Chicago Cobbler John Schoener Provides the Sole Support for America's Clowns

updated 06/20/1983 AT 01:00 AM EDT

originally published 06/20/1983 AT 01:00 AM EDT

Looking for something a little different in a shoe—say, a yellow patent leather wing tip, oh, what, size 27EEEEE? Or a nice alligator, with teeth and eyes? Or maybe a pair of clodhoppers that form a heart when you press your feet together? Then John Schoener's your man.

You say you'd feel funny traipsing around in such silly shoes? Well, that's just fine with John Schoener, because this compact, dimpled 57-year-old whirlwind of energy is the country's foremost cobbler to the clowns, the Gucci of funny footwear.

His shop, a converted garage in Chicago that smells like the interior of a new Mercedes, is crowded with shoes of every style, size and shape imaginable, all suspended from the ceiling in a crazy patchwork of color. "See these?" he asks, holding up one pair emblazoned with the flag of Puerto Rico. Without waiting for an answer (Schoener's credo is: Never listen when you can talk), he continues in his heavily accented English, "So. Okay by me. It's ask what you want and you're gonna get."

No matter. His clients—who include numerous Ronald McDonalds and most of the graduates of the Ringling Brothers and Barnum & Bailey Clown College—come from all over the country for the shoes, not the conversation. As Schoener modestly admits, "I make the best clown shoes in America. You can walk forever in a shoe I make."
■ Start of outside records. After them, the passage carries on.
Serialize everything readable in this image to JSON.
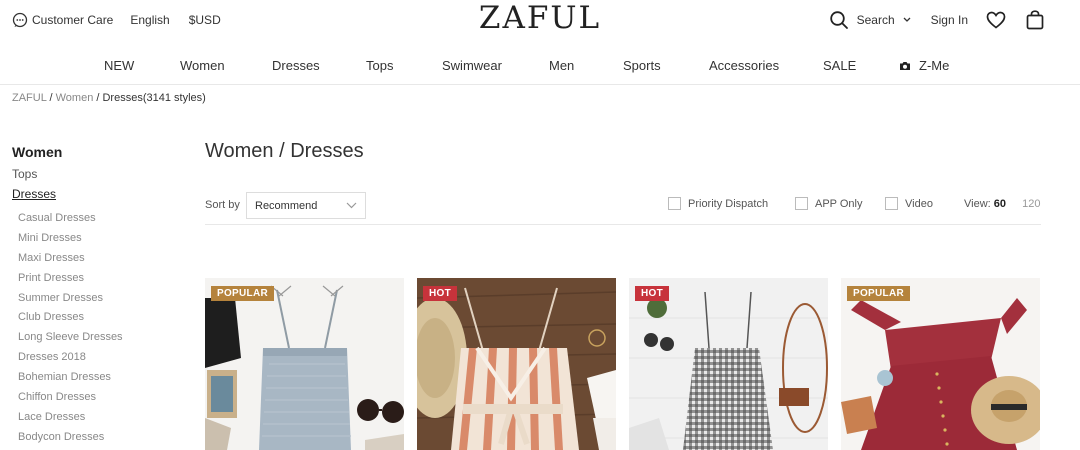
{
  "header": {
    "customer_care": "Customer Care",
    "language": "English",
    "currency": "$USD",
    "logo": "ZAFUL",
    "search": "Search",
    "sign_in": "Sign In"
  },
  "nav": {
    "items": [
      "NEW",
      "Women",
      "Dresses",
      "Tops",
      "Swimwear",
      "Men",
      "Sports",
      "Accessories",
      "SALE",
      "Z-Me"
    ]
  },
  "breadcrumb": {
    "root": "ZAFUL",
    "sep": " / ",
    "level1": "Women",
    "current": "Dresses(3141 styles)"
  },
  "sidebar": {
    "title": "Women",
    "links": [
      "Tops",
      "Dresses"
    ],
    "subcategories": [
      "Casual Dresses",
      "Mini Dresses",
      "Maxi Dresses",
      "Print Dresses",
      "Summer Dresses",
      "Club Dresses",
      "Long Sleeve Dresses",
      "Dresses 2018",
      "Bohemian Dresses",
      "Chiffon Dresses",
      "Lace Dresses",
      "Bodycon Dresses"
    ]
  },
  "main": {
    "title": "Women / Dresses",
    "sort_label": "Sort by",
    "sort_value": "Recommend",
    "filters": [
      "Priority Dispatch",
      "APP Only",
      "Video"
    ],
    "view_label": "View:",
    "view_selected": "60",
    "view_alt": "120"
  },
  "products": [
    {
      "badge": "POPULAR",
      "badge_type": "popular"
    },
    {
      "badge": "HOT",
      "badge_type": "hot"
    },
    {
      "badge": "HOT",
      "badge_type": "hot"
    },
    {
      "badge": "POPULAR",
      "badge_type": "popular"
    }
  ],
  "colors": {
    "popular_badge": "#b5833c",
    "hot_badge": "#c7333b"
  }
}
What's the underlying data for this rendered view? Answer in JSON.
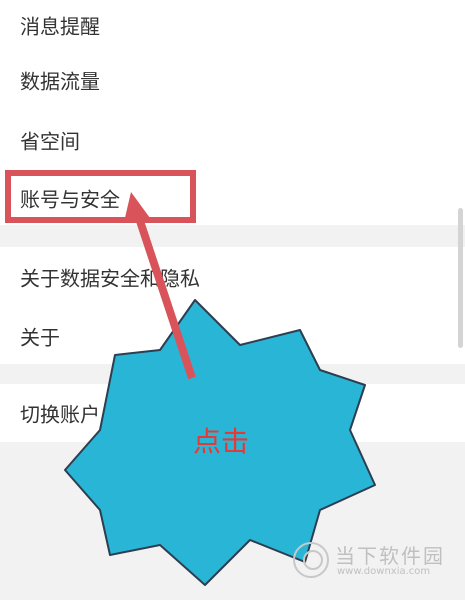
{
  "menu": {
    "items": [
      {
        "label": "消息提醒"
      },
      {
        "label": "数据流量"
      },
      {
        "label": "省空间"
      },
      {
        "label": "账号与安全"
      },
      {
        "label": "关于数据安全和隐私"
      },
      {
        "label": "关于"
      },
      {
        "label": "切换账户"
      }
    ]
  },
  "annotation": {
    "callout_text": "点击",
    "highlight_color": "#d9535b",
    "burst_color": "#29b6d6",
    "text_color": "#e53935"
  },
  "watermark": {
    "title": "当下软件园",
    "url": "www.downxia.com"
  }
}
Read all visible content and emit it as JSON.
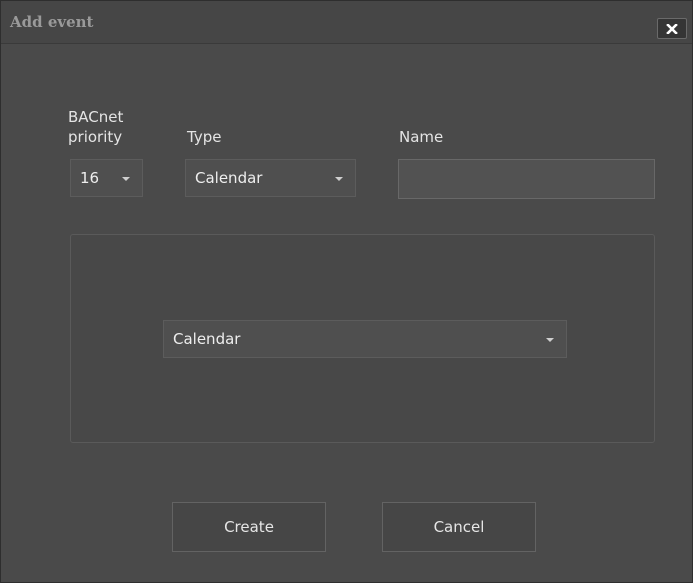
{
  "dialog": {
    "title": "Add event",
    "close_icon": "close-x-icon"
  },
  "form": {
    "priority_label_line1": "BACnet",
    "priority_label_line2": "priority",
    "priority_value": "16",
    "type_label": "Type",
    "type_value": "Calendar",
    "name_label": "Name",
    "name_value": "",
    "calendar_value": "Calendar"
  },
  "buttons": {
    "create": "Create",
    "cancel": "Cancel"
  }
}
How does one get to be a master clown cobbler? Schoener took the scenic route. After being drafted into the Croation Army at age 19, he left his native Yugoslavia and spent most of WW II in a British POW camp, where he learned English. "After war I could go back to Yugoslavia, but who wants to live Communist?" Schoener asks.

In 1948 in Austria he met and married Eva Matheis, a friend from his early childhood in Zemun. When his father (a bricklayer who was also then living in Austria with Schoener's mother, brother and two sisters) spotted an ad in an American paper from a man willing to sponsor a refugee family, Schoener grabbed the chance. "Sunday night, March 31, 1952 we arrive in Chicago. The next morning I go to the Florsheim Shoe Company and they say, 'When can you start?' I say, 'Mister, I got pregnant wife and no money. I want to go to work right away.' "

After several years with Florsheim, Schoener opened his own shop two blocks from the small flat where he and Eva raised daughters Mary and Theresa, now 30 and 25. Schoener specialized in making orthopedic shoes until a man from a magic shop brought in a pair of clown shoes for repair. "I thought, maybe this is a way to have a little fun," Schoener says. "Then in 1977, I say to myself, why don't we part retire and just have fun? I close up shop and move everything here to be with my Eva."

Schoener's shoes now go for $135 a pair, but no one's complaining. "Every time you do a parade," says Willie Dawe of Royal Oak, Mich., "if you don't have good shoes, your dogs are barking. And I mean barking. I have four pairs of John's shoes. I swear by them." Schoener's greatest challenge so far has been making shoes for a legless man. When Schoener asked why he wanted them, the man—who is now, with prosthetic legs and feet, a Shriner clown in a Colorado children's hospital—said that someday he would walk. "Those were the hardest shoes in my life to make—a man with no feet wants shoes. The customer said to me, 'Listen, this will be easy. How can you make a mistake?' "

From Our Partners